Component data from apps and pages

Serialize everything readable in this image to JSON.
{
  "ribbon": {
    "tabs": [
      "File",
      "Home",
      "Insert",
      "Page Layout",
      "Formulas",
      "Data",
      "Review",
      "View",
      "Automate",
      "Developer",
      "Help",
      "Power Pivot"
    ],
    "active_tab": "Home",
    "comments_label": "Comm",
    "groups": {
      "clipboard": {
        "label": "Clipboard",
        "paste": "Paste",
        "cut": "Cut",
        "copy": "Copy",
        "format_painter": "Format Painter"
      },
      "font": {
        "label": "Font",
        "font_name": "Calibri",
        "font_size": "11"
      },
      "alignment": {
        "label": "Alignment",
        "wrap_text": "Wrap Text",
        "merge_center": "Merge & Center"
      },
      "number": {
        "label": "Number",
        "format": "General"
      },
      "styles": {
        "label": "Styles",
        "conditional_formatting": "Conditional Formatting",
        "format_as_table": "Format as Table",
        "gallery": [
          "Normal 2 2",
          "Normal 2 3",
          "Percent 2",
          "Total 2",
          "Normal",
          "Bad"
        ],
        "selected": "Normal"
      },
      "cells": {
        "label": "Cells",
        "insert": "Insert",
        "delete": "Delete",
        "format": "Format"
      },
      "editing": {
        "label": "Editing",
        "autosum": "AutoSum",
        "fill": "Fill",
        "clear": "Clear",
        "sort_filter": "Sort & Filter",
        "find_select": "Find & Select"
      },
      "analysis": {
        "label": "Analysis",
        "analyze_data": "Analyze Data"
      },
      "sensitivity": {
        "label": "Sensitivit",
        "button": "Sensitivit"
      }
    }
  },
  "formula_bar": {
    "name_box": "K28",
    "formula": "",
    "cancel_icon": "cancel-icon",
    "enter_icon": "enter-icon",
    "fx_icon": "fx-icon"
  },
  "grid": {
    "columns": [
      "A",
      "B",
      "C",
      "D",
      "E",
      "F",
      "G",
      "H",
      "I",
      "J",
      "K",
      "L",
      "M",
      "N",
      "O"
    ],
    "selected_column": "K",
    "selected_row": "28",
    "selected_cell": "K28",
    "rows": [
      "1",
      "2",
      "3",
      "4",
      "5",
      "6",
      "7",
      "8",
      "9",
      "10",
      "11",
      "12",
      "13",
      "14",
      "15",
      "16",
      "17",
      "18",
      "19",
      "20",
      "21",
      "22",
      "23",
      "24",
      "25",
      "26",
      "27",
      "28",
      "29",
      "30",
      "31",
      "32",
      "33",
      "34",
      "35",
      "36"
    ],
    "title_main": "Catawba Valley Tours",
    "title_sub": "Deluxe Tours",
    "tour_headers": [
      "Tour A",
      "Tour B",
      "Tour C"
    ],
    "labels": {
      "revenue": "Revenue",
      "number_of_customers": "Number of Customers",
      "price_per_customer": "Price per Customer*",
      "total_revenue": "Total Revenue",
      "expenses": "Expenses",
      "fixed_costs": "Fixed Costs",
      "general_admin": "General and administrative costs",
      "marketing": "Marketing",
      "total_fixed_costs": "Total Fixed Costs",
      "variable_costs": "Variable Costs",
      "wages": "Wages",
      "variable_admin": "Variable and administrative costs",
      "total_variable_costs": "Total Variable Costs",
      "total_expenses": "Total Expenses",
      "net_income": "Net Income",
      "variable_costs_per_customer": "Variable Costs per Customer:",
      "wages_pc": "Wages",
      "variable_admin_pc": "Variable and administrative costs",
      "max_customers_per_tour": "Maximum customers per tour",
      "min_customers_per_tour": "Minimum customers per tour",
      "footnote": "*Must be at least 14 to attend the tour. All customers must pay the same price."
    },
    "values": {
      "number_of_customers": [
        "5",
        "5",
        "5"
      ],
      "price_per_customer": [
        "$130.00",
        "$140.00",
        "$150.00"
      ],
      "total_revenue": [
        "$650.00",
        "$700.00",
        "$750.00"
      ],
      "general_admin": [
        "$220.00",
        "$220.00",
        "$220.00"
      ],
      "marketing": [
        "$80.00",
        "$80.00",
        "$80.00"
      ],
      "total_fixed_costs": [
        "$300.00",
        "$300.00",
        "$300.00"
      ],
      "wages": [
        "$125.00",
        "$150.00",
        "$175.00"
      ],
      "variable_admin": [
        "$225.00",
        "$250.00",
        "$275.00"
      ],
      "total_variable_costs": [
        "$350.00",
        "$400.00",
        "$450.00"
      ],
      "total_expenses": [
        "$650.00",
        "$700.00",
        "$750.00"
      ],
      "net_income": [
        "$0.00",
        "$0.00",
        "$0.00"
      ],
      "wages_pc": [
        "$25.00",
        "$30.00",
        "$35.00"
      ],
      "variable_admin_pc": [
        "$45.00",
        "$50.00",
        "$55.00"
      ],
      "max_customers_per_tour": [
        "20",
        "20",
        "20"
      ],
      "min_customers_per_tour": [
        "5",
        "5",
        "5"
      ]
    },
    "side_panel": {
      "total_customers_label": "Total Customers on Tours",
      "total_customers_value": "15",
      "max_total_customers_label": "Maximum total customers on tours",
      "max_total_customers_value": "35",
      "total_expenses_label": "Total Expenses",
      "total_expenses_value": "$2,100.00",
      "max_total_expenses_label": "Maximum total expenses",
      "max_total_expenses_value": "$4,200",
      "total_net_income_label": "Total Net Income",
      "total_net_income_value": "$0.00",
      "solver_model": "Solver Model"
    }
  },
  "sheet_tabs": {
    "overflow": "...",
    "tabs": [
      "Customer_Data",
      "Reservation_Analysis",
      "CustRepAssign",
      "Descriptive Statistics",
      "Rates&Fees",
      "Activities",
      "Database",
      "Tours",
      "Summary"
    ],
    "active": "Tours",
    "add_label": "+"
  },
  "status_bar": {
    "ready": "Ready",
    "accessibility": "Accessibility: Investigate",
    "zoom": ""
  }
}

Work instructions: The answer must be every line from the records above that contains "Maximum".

Exercise response:
      "max_customers_per_tour": "Maximum customers per tour",
      "max_total_customers_label": "Maximum total customers on tours",
      "max_total_expenses_label": "Maximum total expenses",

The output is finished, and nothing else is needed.